Skip to main content

Lucky in Love

22 years.
2 decades & counting.
Almost a quarter of a century.
A lifetime of Us.

Did I know all those years ago that this marriage would work? No.
Am I surprised it works so well? You bet.
Am I happy I took the leap of faith and followed my heart? Damn right!

As with anything in life, there are no guarantees and it requires courage and a firm belief that things will work out the way it should.

Marriage is hard work, but when you get it right, there is nothing better.
So here's to us: To me and my Shah!

We kept it simple today, heading to the place we both loved. We stood in the ocean in the warm embrace of the Mother City with the waves crashing over us. A light breeze played through our hair and over our tanned skin warmed by the early morning sunshine.

He reached out his hand to me, beckoning me closer:
"Come here, I got you!" he said, as the wave threatened to knock me over, the tide now coming in fast. I reached for his hand, it was firm and strong, like an anchor in stormy seas, rooting me firmly in place by his side. I giggled like a schoolgirl, there's no other place I'd rather be, no other person I'd want with me in turbulent waters.

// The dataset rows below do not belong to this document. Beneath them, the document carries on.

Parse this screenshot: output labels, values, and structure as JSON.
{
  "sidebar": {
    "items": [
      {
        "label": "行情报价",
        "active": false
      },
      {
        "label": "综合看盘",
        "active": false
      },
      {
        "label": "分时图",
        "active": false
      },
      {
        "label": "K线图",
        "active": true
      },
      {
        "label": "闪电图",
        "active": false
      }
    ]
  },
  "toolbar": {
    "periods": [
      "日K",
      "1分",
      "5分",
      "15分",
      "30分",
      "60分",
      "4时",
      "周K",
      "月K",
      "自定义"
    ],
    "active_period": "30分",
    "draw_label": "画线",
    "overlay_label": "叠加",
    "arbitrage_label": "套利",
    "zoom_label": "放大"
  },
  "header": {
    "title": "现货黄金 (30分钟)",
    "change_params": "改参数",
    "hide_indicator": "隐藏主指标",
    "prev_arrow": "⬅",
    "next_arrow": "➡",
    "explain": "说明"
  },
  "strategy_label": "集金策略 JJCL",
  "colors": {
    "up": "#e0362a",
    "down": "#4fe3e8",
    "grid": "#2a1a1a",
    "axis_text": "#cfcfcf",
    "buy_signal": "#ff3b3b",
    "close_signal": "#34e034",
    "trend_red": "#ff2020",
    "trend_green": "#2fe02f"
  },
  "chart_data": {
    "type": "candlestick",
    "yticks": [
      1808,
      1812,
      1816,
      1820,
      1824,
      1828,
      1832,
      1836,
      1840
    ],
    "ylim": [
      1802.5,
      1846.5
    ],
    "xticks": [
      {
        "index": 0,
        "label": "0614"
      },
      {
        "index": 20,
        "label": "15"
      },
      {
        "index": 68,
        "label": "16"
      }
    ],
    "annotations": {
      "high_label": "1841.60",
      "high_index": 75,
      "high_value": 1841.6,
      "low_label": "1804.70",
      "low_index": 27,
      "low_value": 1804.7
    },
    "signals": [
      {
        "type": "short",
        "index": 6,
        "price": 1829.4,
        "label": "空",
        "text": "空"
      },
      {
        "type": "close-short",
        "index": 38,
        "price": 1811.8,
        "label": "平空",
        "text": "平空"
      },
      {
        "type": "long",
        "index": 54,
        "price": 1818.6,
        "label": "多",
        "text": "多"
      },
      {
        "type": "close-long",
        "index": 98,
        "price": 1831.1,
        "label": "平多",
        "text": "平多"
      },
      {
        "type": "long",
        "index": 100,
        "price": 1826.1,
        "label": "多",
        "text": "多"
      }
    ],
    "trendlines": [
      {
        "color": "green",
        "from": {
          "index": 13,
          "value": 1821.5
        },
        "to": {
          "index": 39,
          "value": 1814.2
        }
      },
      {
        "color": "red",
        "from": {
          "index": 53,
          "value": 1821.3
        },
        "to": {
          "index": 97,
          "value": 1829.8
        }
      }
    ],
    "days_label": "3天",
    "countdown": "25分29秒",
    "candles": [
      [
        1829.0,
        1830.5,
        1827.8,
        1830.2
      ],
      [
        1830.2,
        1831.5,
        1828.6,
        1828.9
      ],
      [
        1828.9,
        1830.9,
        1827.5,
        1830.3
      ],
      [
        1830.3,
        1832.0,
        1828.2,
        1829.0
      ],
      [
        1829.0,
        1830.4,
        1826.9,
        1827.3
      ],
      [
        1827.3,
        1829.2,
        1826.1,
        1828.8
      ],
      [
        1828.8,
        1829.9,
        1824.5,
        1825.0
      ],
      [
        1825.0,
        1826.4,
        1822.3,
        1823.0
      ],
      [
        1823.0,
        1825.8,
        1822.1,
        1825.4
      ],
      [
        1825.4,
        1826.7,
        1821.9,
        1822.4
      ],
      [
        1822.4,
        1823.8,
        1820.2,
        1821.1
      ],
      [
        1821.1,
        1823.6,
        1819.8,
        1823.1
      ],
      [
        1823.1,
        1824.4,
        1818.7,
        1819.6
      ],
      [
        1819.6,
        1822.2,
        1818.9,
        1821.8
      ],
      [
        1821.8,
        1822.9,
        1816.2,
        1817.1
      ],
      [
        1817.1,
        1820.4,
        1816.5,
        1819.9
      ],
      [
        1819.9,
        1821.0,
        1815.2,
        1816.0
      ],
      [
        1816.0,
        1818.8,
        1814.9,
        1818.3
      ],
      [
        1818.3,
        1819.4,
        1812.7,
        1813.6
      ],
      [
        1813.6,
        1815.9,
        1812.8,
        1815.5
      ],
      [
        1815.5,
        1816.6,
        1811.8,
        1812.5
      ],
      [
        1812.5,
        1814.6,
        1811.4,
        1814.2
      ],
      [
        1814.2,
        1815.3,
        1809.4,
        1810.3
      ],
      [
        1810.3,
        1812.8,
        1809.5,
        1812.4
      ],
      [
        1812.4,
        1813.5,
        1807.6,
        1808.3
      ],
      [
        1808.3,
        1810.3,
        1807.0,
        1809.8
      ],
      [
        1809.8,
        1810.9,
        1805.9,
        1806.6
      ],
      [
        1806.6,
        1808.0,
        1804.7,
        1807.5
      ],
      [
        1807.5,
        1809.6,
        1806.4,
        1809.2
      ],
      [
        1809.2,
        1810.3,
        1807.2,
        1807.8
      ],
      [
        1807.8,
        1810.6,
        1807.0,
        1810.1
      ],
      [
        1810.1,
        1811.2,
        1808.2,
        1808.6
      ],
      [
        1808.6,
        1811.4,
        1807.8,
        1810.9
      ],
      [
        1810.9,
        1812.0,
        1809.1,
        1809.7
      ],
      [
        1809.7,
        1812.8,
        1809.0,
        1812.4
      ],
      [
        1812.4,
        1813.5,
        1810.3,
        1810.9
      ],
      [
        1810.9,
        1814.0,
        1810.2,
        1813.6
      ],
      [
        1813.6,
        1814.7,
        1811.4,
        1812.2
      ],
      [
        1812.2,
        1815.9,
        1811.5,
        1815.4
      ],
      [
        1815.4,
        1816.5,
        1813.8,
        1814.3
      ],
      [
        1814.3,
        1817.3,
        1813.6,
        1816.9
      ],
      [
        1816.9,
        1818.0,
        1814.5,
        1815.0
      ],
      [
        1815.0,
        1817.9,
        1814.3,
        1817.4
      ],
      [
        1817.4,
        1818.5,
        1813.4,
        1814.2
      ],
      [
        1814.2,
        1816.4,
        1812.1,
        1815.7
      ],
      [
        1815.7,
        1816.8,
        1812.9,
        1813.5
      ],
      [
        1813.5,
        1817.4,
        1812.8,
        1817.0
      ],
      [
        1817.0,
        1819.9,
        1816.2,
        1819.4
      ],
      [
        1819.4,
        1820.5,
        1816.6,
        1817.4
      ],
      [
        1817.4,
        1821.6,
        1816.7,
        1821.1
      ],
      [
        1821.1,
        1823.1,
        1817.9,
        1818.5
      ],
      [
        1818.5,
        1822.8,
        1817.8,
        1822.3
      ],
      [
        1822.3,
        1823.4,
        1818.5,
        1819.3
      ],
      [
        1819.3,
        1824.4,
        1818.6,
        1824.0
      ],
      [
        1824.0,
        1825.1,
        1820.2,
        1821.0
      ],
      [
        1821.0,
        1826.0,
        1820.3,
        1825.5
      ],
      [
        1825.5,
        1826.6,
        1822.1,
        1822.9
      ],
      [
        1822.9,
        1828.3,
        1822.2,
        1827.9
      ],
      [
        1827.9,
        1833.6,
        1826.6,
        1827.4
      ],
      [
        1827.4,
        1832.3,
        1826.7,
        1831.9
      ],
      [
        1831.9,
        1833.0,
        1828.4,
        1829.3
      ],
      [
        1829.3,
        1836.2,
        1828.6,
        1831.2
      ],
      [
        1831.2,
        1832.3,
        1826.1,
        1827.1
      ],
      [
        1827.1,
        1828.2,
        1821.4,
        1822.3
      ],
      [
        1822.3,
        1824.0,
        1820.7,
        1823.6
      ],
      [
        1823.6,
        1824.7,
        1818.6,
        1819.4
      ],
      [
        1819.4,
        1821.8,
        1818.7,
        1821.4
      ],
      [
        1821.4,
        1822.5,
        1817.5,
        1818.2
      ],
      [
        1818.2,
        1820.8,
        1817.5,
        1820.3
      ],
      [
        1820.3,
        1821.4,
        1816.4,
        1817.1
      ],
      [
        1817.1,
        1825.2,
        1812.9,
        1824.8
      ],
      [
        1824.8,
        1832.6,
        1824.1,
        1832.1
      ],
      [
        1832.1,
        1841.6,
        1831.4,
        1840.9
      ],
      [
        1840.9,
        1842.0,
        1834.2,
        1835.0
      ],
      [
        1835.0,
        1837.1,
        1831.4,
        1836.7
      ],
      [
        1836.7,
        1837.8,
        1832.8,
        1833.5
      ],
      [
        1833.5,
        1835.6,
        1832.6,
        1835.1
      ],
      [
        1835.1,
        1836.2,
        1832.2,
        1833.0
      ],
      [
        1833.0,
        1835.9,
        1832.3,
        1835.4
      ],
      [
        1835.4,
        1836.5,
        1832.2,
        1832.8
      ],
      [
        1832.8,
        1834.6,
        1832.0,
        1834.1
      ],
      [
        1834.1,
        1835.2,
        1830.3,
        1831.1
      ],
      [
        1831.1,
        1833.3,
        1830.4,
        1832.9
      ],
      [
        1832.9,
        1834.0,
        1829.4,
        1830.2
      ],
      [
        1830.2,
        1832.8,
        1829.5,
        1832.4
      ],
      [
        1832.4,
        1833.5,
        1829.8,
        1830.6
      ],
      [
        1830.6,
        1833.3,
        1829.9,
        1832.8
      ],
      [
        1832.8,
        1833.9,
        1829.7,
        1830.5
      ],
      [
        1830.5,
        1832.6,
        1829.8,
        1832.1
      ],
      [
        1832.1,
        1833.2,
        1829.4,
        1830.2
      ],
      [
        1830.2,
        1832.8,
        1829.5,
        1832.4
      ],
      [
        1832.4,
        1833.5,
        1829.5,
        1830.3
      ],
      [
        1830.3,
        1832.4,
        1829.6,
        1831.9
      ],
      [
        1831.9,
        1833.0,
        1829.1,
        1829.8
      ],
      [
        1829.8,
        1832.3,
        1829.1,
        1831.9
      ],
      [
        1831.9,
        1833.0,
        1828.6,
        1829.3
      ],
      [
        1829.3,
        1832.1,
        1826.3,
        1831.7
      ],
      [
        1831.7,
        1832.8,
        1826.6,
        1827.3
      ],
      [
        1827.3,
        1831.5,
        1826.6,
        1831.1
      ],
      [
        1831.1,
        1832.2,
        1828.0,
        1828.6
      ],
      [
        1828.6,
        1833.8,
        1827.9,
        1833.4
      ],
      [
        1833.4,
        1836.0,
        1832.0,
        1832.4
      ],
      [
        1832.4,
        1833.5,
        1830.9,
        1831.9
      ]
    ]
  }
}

The soft sand felt like silk beneath my feet, " Let me go!" I said, longing to tumble in the waves. He let my hand slip out of his and the wave took me away. I tasted salt water as I came up for air! I squinted, saw him laughing at me in the distance, the sun behind his back making him shine. With a strong stroke I made my way against the current to where he was. We bobbed on the ocean, rocking like babies, the waters calm further in.
"Happy Anniversary, baby!" he said.
 I kissed him with lips cold and wet and tasting of salt.

"I got lucky," I whisper to the ocean, the waves, the wind...and my message was carried away to the universe on a gentle breeze.

Popular posts from this blog

Right here, Right now.

The wind whistles & howls, shaking up Cape Town ; waking her weary chidren.

Dazed I wake up for a second time, opening heavy lids to find that Monday had dawned softly. Ribbons of red are slowly beginning to caress the darkness as I stretch out lazy like a cat, lying in the middle of the kingsize bed, my thick winter frame engulfed by fleecy bedding the colour of candy floss.
"Sweet!" I utter out loud to an already empty house as soft light filters in through aluminium blinds making stripes like tattoos on my pale skin.
I should get up, but I am perplexed by the day which stretches ahead of me demanding nothing!
I'm at odds, not used to so much time on my hands, "busy" being my usual setting.

I'm beginning to like this new reality.
The ticking clock by my bedside sets a steady rhythm, as all around me the world is on the go, moving in circles. It's as if the world's forgotten about this one, tiny space. In my cocoon I groggily sit up, twisting m…


Furrows deep and pronounced line my brow. I contemplate them,  willing them away, stroking them gently, each stroke meant to iron them out. I am their canvas, they are my storylines.

I seize my ironing, and listen to their tales.
I feel the cold to my bones!

Not the usual Cape Town cold I grew up with in the Southern Suburbs, but an iciness matching any day spent in Tewkesbury more than a decade ago in the UK.  The kind of cold that requires down feather jackets and knee-high fake fur boots.  The kind of cold that leaves sleet on windshields, and soup pots full.
Central heating!Pah! Our homes in Cape Town are ill-equipped for this kinda torture!
I hug my hot water bottle to me like a long lost lover, it's squishy, and pot-bellied and jiggles when I squeeze it. Raising the white mug to my lips, I slurp the almost scalding coffee quickly. My fifth cuppa and it's only 10:42am. Two bars glow bright orange at me. Mikey hogs the heater, and Georgie sits on top of the TV cabinet like a …

The Road to Al Dhaid

I wake up from a deep sleep, startled by silence and a bed devoid of him. I lay spread eagled, entangled in white cotton sheet, a sense of solitude overwhelming me as soon as I open my eyes.

The desert heat clings to my body while a pale moon tries it's best to break through thick, brown silky drapes. I drag myself up, feeling a twinge in my lower back and pull the clawing nightdress down thick hips and thighs.
Middle age bringing unwelcome changes.

My feet hit lukewarm tiles as I stumble the short distance to the window, hanking the brown open to reveal the the mosque the colour of sand.  In the distance it's soft lights are alluring against a dark sky.
The call to prayer begins as I stand silently staring out at University City Road. No screeching tyres, honking horns, or irate drivers to disturb the peace. Only an ocassional early morning traveller making his way along the quiet streets of sleepy Sharjah.
The adhan is soothing and I am instantly alert, a sense of urgency gu…